WORK REQUIRED:
Could you restate every line of the data word for word?

PROVIDED ENTRIES:
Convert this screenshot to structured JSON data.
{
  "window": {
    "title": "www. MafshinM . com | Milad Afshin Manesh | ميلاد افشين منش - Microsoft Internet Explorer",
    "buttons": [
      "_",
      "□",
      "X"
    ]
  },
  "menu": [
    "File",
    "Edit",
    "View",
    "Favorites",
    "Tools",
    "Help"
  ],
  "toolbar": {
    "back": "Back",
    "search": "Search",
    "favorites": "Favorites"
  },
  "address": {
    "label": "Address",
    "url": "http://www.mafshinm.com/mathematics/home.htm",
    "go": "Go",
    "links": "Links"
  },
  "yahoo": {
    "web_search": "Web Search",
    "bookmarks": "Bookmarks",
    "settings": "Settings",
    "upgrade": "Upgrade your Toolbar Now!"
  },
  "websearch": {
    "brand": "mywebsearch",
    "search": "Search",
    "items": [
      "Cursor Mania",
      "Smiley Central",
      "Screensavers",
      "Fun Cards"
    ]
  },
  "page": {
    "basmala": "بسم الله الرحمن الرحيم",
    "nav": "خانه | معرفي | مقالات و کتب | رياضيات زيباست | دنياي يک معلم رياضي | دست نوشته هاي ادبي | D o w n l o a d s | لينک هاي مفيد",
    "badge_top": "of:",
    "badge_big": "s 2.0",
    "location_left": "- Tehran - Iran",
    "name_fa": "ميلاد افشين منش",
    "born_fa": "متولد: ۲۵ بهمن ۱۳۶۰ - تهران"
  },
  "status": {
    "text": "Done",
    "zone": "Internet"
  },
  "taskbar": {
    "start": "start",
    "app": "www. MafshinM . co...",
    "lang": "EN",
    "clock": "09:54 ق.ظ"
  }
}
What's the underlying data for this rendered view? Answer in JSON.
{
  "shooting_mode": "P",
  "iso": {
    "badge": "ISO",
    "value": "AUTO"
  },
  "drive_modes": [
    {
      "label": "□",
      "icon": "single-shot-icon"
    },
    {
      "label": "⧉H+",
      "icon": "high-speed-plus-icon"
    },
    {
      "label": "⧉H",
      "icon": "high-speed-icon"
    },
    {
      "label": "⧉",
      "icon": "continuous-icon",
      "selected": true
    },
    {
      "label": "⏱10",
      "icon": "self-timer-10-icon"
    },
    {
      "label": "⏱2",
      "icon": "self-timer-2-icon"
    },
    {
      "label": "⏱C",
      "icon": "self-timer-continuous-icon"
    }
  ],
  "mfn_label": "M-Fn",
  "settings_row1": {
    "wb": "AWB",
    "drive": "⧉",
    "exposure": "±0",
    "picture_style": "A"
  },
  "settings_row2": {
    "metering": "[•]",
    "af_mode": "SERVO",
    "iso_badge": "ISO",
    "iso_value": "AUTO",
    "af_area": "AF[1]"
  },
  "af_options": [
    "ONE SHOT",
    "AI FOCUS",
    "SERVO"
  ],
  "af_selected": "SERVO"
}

ANSWER TO THE PROBLEM:
Convert this screenshot to structured JSON data.
{
  "window": {
    "title": "www. MafshinM . com | Milad Afshin Manesh | ميلاد افشين منش - Microsoft Internet Explorer",
    "buttons": [
      "_",
      "□",
      "X"
    ]
  },
  "menu": [
    "File",
    "Edit",
    "View",
    "Favorites",
    "Tools",
    "Help"
  ],
  "toolbar": {
    "back": "Back",
    "search": "Search",
    "favorites": "Favorites"
  },
  "address": {
    "label": "Address",
    "url": "http://www.mafshinm.com/mathematics/home.htm",
    "go": "Go",
    "links": "Links"
  },
  "yahoo": {
    "web_search": "Web Search",
    "bookmarks": "Bookmarks",
    "settings": "Settings",
    "upgrade": "Upgrade your Toolbar Now!"
  },
  "websearch": {
    "brand": "mywebsearch",
    "search": "Search",
    "items": [
      "Cursor Mania",
      "Smiley Central",
      "Screensavers",
      "Fun Cards"
    ]
  },
  "page": {
    "basmala": "بسم الله الرحمن الرحيم",
    "nav": "خانه | معرفي | مقالات و کتب | رياضيات زيباست | دنياي يک معلم رياضي | دست نوشته هاي ادبي | D o w n l o a d s | لينک هاي مفيد",
    "badge_top": "of:",
    "badge_big": "s 2.0",
    "location_left": "- Tehran - Iran",
    "name_fa": "ميلاد افشين منش",
    "born_fa": "متولد: ۲۵ بهمن ۱۳۶۰ - تهران"
  },
  "status": {
    "text": "Done",
    "zone": "Internet"
  },
  "taskbar": {
    "start": "start",
    "app": "www. MafshinM . co...",
    "lang": "EN",
    "clock": "09:54 ق.ظ"
  }
}
What's the underlying data for this rendered view? Answer in JSON.
{
  "shooting_mode": "P",
  "iso": {
    "badge": "ISO",
    "value": "AUTO"
  },
  "drive_modes": [
    {
      "label": "□",
      "icon": "single-shot-icon"
    },
    {
      "label": "⧉H+",
      "icon": "high-speed-plus-icon"
    },
    {
      "label": "⧉H",
      "icon": "high-speed-icon"
    },
    {
      "label": "⧉",
      "icon": "continuous-icon",
      "selected": true
    },
    {
      "label": "⏱10",
      "icon": "self-timer-10-icon"
    },
    {
      "label": "⏱2",
      "icon": "self-timer-2-icon"
    },
    {
      "label": "⏱C",
      "icon": "self-timer-continuous-icon"
    }
  ],
  "mfn_label": "M-Fn",
  "settings_row1": {
    "wb": "AWB",
    "drive": "⧉",
    "exposure": "±0",
    "picture_style": "A"
  },
  "settings_row2": {
    "metering": "[•]",
    "af_mode": "SERVO",
    "iso_badge": "ISO",
    "iso_value": "AUTO",
    "af_area": "AF[1]"
  },
  "af_options": [
    "ONE SHOT",
    "AI FOCUS",
    "SERVO"
  ],
  "af_selected": "SERVO"
}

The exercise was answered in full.